With the Cavs, Nance averaged 1.38 points per possession as a roll man, place him in the 93rd percentile league-wide, per There is likely bump here from playing with LeBron — Nance averaged .93 points per possession as a roll man in 2016-17 with the Lakers and , per — but settling in somewhere in the middle is a realistic expectation.

Nance is also fast for a big and, for a team that wants to play faster this year, his ability to make runs like this should help while still keeping things simple for Sexton:

As for Osman, both hustle, switch and have some of the same gritty, physical DNA in their game. Nance’s fit with Zizic is less clear and may depend on how they both develop over the next few years. If Nance can become legitimate three-point shooter, it’d make their fit much cleaner.

Defensively, Nance helped the Cavs last year — they were 8.5 points better per 100 possessions with him on the floor, per It’s not because he’s an elite shot blocker — just 2.8 percent better with Cleveland last year, per basketball-reference — but he at least contests shots and works to be in the right position. His foul rate is a bit high at 4.3 per 36 minutes, per basketball-reference, but it’s manageable. If he plays a large number of minutes this season next to Kevin Love, it’ll likely serve as the best view of what he is a defensive center. Remember: His time with the Cavs was the first time he played a full season’s worth of minutes at center.

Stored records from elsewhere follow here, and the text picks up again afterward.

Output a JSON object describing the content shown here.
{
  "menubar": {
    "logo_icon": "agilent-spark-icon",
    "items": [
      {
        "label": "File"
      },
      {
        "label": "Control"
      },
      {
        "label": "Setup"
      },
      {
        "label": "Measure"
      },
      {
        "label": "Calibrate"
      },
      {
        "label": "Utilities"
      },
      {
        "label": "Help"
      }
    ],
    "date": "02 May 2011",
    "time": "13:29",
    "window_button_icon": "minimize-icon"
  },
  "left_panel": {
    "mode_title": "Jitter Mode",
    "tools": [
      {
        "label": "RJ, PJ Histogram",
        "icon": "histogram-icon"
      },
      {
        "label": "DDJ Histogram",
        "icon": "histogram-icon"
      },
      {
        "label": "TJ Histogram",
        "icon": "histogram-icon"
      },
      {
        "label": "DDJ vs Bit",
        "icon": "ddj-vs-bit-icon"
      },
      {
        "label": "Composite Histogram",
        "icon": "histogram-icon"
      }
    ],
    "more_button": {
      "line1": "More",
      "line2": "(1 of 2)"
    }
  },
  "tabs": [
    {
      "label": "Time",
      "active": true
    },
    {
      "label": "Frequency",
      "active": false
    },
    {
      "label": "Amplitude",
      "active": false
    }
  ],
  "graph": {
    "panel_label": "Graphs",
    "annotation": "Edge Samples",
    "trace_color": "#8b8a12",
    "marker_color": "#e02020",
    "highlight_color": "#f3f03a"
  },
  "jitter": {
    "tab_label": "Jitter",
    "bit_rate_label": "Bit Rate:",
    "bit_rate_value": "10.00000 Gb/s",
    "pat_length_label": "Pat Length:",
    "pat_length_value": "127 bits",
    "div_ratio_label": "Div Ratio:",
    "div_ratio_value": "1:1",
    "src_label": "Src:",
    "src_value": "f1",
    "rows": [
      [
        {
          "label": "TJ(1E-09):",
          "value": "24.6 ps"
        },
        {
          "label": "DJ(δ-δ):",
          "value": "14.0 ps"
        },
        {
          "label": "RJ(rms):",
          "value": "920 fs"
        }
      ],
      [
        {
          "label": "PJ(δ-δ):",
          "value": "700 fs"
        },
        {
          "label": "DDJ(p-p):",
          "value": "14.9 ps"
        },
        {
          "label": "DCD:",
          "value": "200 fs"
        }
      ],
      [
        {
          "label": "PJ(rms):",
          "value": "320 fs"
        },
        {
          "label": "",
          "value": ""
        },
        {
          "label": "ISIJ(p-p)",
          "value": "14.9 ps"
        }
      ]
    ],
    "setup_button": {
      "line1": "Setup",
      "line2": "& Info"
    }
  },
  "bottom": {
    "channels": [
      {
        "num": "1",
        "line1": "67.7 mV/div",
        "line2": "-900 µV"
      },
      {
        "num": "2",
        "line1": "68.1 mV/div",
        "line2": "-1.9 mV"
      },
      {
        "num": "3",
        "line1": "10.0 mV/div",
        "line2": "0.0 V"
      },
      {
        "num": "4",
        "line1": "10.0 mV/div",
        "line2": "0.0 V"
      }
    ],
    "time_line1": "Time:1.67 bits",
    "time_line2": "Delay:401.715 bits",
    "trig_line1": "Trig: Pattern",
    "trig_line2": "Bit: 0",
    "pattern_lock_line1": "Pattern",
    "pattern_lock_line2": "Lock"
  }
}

There’s is some risk for Cleveland in letting Nance develop this season and not having him signed past it. If he develops and reaches a different level, maybe a different team comes calling and drives up the price with an overpay. Even if it’s a few million more per year than what Randle signed, signing Nance Jr. now could save a few million. It also locks in a player the Cavs can market and make a face of the franchise, or at least one of them. That’s something Cleveland needs.

As of now, there has been little talk of Nance’s extension. Both sides are reportedly open to it, but that’s all that’s out there. There is nothing out there indicating how long the deal might be or how much Nance is seeking. Both sides have what they need to make their case for the type of deal they want.

What is best for both the Cavs and Nance is understanding that both the team and player benefit from an extension. It may take some time to hash out, but there is a middle ground, somewhere between $9 and $16 million per year, that makes sense for both parties. It’s now a question on whether it’ll happen.